by Matthias Puech
Beta had a funny joke at POPL last year; he said: “you exit a monad like you exit a building on fire: by running”. I recently got myself in the stressful situation of being trapped in a monad—the continuation monad—but without a possibility to “run”. There an exit nonetheless: just jump out! This is the (short) story of an escape.
A seemingly inescapable monad
Say we have a continuation monad, but its answer type
o is fixed in advance:
type o type 'a m = ('a -> o) -> o let ret : 'a. 'a -> 'a m = fun v k -> k v let bind : 'a 'b. 'a m -> ('a -> 'b m) -> 'b m = fun x f k -> x (fun v -> f v (fun v -> k v))
Usually, we consider
o, the type of final answers to CPS, to be universally quantified, so that it can be instantiated to whatever we want. Then, as usual, we can run the computation by applying the identity continuation, i.e. we can instantiate type
let run : 'a. 'a m -> 'a = fun f -> f (fun x -> x)
But here, we specified explicitly that
o was not our choice but was fixed (it is abstract), so the previous line gives a typing error: the identity function is not a valid continuation to give to our monadic value. I have seen this situation when using delimited continuations: the answer type gets instantiated when you use a local effect somewhere in your program. For instance, one-pass transformations are of this form; their type is in the lines of
exp -> (triv -> ser) -> ser (
triv is for trivial term,
ser for serious term), because when they return from their final continuation, they must be in the context of a serious term.
Taking the Midnight Express
What to do then? how do you run a CPS computation when you cannot choose the answer type? Well, there is a way out, involving exceptions: instead of the identity continuation, pass a “trick continuation” that, when called at the end of the computation, will jump out of it (raise an exception) and return to a top-level exception handler. If the initial continuation is actually called, and in the dynamic scope of the exception handler, then we’ll have our result. Here it is:
let jump : 'a 'b. ('a -> 'b m) -> 'a -> 'b = fun (type b) f x -> let module M = struct exception E of b end in try ignore (f x (fun x -> raise (M.E x))); failwith "f was not pure" with M.E i -> i
A local exception is defined, which contains a value of the return type
b. This exception is eventually raised in the initial continuation, and the actual return value of function
f is ignored, because it is not supposed to return anymore.
So, as you see,
jump is turning a function defined in CPS,
f, into an “equivalent” direct style function,
jump f. Careful! It is equivalent if
f is applying its initial continuation, i.e. if

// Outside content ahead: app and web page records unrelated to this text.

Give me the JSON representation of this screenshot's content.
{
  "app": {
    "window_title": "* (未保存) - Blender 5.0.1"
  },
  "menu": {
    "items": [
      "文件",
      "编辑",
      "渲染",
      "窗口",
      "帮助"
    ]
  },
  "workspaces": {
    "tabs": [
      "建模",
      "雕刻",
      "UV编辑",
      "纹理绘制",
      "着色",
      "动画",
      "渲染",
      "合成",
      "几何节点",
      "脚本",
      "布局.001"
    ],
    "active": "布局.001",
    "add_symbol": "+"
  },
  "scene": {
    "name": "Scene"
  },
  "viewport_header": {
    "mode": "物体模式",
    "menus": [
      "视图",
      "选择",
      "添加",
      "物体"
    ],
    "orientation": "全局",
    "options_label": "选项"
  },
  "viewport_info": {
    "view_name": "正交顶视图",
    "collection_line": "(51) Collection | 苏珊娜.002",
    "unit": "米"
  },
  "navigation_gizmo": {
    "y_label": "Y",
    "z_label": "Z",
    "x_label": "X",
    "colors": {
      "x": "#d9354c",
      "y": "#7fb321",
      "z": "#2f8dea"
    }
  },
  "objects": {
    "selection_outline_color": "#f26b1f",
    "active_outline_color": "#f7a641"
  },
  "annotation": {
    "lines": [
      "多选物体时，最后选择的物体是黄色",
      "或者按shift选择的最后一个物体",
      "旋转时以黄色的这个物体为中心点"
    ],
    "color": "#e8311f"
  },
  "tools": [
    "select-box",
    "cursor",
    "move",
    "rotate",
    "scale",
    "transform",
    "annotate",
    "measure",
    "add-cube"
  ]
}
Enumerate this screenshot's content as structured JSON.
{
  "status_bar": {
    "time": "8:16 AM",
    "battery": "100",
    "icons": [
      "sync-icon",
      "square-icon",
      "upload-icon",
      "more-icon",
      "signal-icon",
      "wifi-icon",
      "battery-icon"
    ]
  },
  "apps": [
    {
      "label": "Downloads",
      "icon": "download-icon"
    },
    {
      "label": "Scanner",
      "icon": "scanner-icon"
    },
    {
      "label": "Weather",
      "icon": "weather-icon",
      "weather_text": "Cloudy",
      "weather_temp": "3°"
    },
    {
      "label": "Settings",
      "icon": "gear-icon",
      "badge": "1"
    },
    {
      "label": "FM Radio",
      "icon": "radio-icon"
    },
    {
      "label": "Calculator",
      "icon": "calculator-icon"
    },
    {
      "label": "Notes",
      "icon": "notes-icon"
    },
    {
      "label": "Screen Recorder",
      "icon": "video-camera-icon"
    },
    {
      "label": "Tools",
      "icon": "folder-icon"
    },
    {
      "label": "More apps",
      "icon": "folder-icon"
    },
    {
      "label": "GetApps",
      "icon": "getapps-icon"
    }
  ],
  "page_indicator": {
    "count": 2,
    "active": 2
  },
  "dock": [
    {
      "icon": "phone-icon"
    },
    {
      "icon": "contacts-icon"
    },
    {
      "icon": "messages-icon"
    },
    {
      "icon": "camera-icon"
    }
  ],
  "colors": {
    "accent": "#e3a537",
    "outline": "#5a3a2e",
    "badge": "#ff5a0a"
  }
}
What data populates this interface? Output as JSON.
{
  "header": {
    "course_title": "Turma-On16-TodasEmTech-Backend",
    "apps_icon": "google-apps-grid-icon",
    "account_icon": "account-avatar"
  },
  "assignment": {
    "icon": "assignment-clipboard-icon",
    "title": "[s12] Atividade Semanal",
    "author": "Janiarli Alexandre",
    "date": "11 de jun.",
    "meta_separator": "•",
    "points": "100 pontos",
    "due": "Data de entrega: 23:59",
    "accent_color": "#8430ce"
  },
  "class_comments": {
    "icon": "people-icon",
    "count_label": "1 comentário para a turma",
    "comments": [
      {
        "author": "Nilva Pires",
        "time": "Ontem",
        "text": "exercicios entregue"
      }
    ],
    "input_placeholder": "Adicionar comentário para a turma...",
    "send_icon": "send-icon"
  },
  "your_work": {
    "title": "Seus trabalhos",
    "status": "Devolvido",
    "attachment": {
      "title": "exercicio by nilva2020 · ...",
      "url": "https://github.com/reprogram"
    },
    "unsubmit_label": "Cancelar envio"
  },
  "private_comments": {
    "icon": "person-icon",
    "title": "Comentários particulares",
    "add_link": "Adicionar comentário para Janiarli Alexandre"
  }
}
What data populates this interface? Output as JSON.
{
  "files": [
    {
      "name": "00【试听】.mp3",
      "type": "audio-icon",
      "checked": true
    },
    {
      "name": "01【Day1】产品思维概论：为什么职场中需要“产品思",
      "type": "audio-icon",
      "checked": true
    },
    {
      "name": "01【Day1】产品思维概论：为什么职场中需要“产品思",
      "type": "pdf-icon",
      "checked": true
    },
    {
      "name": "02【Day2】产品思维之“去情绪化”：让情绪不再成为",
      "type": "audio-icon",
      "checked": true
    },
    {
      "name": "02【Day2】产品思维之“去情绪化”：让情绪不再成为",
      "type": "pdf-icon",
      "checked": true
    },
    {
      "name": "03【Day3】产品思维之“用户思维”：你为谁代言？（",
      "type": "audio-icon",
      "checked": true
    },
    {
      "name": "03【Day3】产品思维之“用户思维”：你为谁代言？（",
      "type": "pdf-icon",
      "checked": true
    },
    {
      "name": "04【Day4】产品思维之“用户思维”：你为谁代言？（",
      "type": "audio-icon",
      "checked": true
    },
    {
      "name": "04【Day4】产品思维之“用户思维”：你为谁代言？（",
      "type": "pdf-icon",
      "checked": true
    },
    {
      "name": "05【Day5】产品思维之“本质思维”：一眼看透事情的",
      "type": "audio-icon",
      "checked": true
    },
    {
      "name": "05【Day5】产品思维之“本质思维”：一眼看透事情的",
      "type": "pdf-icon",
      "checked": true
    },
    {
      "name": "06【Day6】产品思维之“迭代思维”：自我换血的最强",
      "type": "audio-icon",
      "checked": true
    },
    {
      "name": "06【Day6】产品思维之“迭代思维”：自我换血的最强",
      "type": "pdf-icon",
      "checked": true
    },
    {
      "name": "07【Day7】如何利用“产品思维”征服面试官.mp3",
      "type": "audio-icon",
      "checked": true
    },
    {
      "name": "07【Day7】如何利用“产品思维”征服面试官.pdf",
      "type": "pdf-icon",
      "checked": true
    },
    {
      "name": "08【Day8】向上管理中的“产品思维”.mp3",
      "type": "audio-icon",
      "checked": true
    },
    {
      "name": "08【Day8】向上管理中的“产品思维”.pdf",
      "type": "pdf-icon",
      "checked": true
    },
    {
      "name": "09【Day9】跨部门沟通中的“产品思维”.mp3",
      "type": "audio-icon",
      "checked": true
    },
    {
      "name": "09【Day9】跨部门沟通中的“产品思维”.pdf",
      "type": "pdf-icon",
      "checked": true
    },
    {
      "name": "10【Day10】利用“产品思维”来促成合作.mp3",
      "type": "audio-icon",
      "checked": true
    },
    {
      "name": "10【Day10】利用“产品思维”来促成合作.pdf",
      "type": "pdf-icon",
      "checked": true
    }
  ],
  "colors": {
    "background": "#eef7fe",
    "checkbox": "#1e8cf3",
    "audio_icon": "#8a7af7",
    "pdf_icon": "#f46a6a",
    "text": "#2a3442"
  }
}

f has a pure, direct style counterpart. Otherwise, e.g. if
f drops its continuation at one point, then the exception might not be raised,
f might terminate and
jump f fail with my error
Failure("f was not pure").
Let’s define the function λx. (x + 1) = 0 in CPS and then test it on 1:
let isz x = ret (x=0) let succ x = ret (x+1) let () = assert (jump (fun x -> bind (succ x) isz) 0 = false)
I can even use
callcc in my programs, which proves that some effects are actually OK:
let callcc : 'a 'b. (('a -> 'b m) -> 'a m) -> 'a m = fun f k -> f (fun v x -> k v) (fun v -> k v) let () = assert (jump (fun x -> callcc (fun k -> bind (k x) (fun v -> ret (1 + v)))) 1 = 1)
What I cannot do is instantiate
o and bypass the initial continuation:
type o = An_inhabitant let () = ignore (jump (fun x k -> An_inhabitant) 1)
This last example raises the exception
Failure("f was not pure")
Now my questions to you, acute and knowledgeable reader, are:
- First, is this
jumpoperator as well-behaved as I think? Precisely what kind of effects can trigger an error? Also, can we make the exception
M.Eescape its scope?
- Secondly, what does this mean, on the other side of the Curry-Howard looking glass? How can I interpret this result proof-theoretically?
jumpis a theorem close to, but weaker than double negation elimination it seems.